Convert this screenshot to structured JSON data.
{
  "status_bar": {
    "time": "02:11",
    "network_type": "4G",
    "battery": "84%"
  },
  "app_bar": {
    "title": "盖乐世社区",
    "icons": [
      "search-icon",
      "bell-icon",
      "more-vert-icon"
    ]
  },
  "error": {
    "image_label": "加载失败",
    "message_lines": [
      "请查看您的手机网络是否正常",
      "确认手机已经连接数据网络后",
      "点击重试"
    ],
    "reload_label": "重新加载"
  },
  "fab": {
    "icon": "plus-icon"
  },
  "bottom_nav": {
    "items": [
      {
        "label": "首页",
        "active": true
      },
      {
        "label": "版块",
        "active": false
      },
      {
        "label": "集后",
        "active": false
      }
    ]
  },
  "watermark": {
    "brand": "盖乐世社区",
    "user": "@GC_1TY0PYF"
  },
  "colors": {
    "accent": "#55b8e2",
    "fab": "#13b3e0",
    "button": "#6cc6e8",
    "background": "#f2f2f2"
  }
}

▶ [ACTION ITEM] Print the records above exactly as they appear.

▶ [SOLUTION]
Convert this screenshot to structured JSON data.
{
  "status_bar": {
    "time": "02:11",
    "network_type": "4G",
    "battery": "84%"
  },
  "app_bar": {
    "title": "盖乐世社区",
    "icons": [
      "search-icon",
      "bell-icon",
      "more-vert-icon"
    ]
  },
  "error": {
    "image_label": "加载失败",
    "message_lines": [
      "请查看您的手机网络是否正常",
      "确认手机已经连接数据网络后",
      "点击重试"
    ],
    "reload_label": "重新加载"
  },
  "fab": {
    "icon": "plus-icon"
  },
  "bottom_nav": {
    "items": [
      {
        "label": "首页",
        "active": true
      },
      {
        "label": "版块",
        "active": false
      },
      {
        "label": "集后",
        "active": false
      }
    ]
  },
  "watermark": {
    "brand": "盖乐世社区",
    "user": "@GC_1TY0PYF"
  },
  "colors": {
    "accent": "#55b8e2",
    "fab": "#13b3e0",
    "button": "#6cc6e8",
    "background": "#f2f2f2"
  }
}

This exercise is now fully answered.